May 7, 2021
25 Iyar 5781
Candle Lighting: 7:17 p.m.
The opening verse of B’har B’Chukkotai, the double portion that we read this week, reminds us that the laws of the Shemitah sabbatical year were given at Mount Sinai. The Shemitah year is a year-long break in all things agricultural. In that year, Jews are forbidden to plant or reap food in the land of Israel, or to eat food that is the result of deliberate cultivation. The prohibition is still observed by some Jews in Israel today.
Rashi asks the question as to why we had to be specifically reminded that the laws about the Shemitah year were given at Sinai, when all of the mitzvot were given at Sinai. The Lebuveche rebbe provides a beautiful answer. He tells us that is because the observance of the Shemitah year required us to have faith. By not planting in the seventh year, we were trusting that God would sustain us in both the seventh and the eighth year.

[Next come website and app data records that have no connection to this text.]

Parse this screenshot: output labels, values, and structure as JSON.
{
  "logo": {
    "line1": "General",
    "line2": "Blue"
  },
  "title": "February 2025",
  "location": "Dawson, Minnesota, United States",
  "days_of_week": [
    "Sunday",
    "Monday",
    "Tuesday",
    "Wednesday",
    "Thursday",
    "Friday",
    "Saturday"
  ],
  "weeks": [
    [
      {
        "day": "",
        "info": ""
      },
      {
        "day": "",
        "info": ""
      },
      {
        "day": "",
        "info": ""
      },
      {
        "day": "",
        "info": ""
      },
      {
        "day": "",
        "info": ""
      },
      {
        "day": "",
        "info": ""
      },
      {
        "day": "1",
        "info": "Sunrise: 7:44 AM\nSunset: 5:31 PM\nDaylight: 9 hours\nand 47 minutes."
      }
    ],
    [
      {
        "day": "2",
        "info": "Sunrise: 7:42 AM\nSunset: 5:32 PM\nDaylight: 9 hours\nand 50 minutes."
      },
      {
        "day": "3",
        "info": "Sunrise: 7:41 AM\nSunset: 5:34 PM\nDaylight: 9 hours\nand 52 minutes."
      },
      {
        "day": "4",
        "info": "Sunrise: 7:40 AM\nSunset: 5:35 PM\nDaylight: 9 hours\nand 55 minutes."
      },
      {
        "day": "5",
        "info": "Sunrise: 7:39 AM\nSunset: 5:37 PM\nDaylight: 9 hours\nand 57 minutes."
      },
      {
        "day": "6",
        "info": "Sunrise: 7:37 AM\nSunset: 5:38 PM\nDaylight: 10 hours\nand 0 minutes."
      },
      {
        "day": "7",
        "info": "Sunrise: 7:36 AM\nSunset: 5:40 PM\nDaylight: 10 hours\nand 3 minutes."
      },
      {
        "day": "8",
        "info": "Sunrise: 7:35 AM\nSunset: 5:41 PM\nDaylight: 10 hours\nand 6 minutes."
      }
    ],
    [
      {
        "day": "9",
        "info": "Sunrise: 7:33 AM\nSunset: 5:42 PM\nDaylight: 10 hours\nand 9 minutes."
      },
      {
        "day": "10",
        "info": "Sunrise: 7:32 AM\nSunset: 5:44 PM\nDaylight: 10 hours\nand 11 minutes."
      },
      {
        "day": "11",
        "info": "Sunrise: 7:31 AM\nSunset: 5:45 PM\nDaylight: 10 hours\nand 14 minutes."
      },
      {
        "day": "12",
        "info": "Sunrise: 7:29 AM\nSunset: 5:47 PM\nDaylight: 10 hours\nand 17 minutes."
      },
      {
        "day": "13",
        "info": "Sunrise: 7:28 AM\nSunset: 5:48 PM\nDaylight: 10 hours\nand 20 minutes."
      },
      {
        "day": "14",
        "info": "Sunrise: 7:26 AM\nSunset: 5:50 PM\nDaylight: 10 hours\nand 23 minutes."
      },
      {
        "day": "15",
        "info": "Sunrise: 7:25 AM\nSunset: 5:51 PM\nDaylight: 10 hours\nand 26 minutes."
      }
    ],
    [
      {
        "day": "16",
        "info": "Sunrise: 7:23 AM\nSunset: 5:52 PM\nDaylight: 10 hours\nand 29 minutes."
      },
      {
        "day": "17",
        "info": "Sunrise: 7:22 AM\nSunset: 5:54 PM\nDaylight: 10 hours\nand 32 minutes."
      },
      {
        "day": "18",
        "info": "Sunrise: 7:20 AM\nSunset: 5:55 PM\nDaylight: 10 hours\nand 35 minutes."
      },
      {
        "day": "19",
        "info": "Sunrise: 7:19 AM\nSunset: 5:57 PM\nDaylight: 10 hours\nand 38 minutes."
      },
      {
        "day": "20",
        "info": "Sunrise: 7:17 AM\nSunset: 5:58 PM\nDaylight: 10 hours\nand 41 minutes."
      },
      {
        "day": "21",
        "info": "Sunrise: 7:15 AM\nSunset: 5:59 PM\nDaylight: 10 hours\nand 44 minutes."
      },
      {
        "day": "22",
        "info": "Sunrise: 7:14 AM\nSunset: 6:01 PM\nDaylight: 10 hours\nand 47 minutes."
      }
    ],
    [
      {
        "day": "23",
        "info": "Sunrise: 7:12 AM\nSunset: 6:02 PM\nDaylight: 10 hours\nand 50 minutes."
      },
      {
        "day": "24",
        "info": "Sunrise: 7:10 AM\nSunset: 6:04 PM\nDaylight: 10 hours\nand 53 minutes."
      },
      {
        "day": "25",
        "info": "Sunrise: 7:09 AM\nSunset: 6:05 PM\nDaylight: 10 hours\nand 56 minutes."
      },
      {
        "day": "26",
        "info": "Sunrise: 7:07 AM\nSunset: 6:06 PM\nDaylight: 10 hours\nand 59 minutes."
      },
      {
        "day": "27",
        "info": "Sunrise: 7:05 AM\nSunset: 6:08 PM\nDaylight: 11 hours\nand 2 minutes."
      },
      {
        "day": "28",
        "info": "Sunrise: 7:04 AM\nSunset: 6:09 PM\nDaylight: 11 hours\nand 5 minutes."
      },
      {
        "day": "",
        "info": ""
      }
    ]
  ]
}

We have all been in trust-demanding situations before. In fact, that’s where we are right now. We have entered a time of change and uncertainty about the future, a time when we may not know what comes next or how we can move forward. Even so, we need to have faith that it will all work out in the end.
But faith alone is not enough. To survive and thrive during the Shemitah period, the Israelites had to work in partnership with each other and the land to make the sixth-year crop larger than normal. The Shemitah year reminds us that faith should go along with a partnership for action. We work with each other and the world around us to do everything we can to set up ourselves, our families, and our community for success. But there are no guarantees that our own efforts will be enough. We still have faith that by the grace of God, everything will work.
With all of the craziness, going on in our lives and the world around, may we continue both to work with each other and to have faith. Faith is what will help us navigate the challenges we face in our lives, in our families, and in our community. The partnership for action that goes along with faith will help us emerge from this pandemic and other challenging changes stronger, more connected to one another, and more committed to our tradition and community than ever before.
Rabbi Josh Dorsch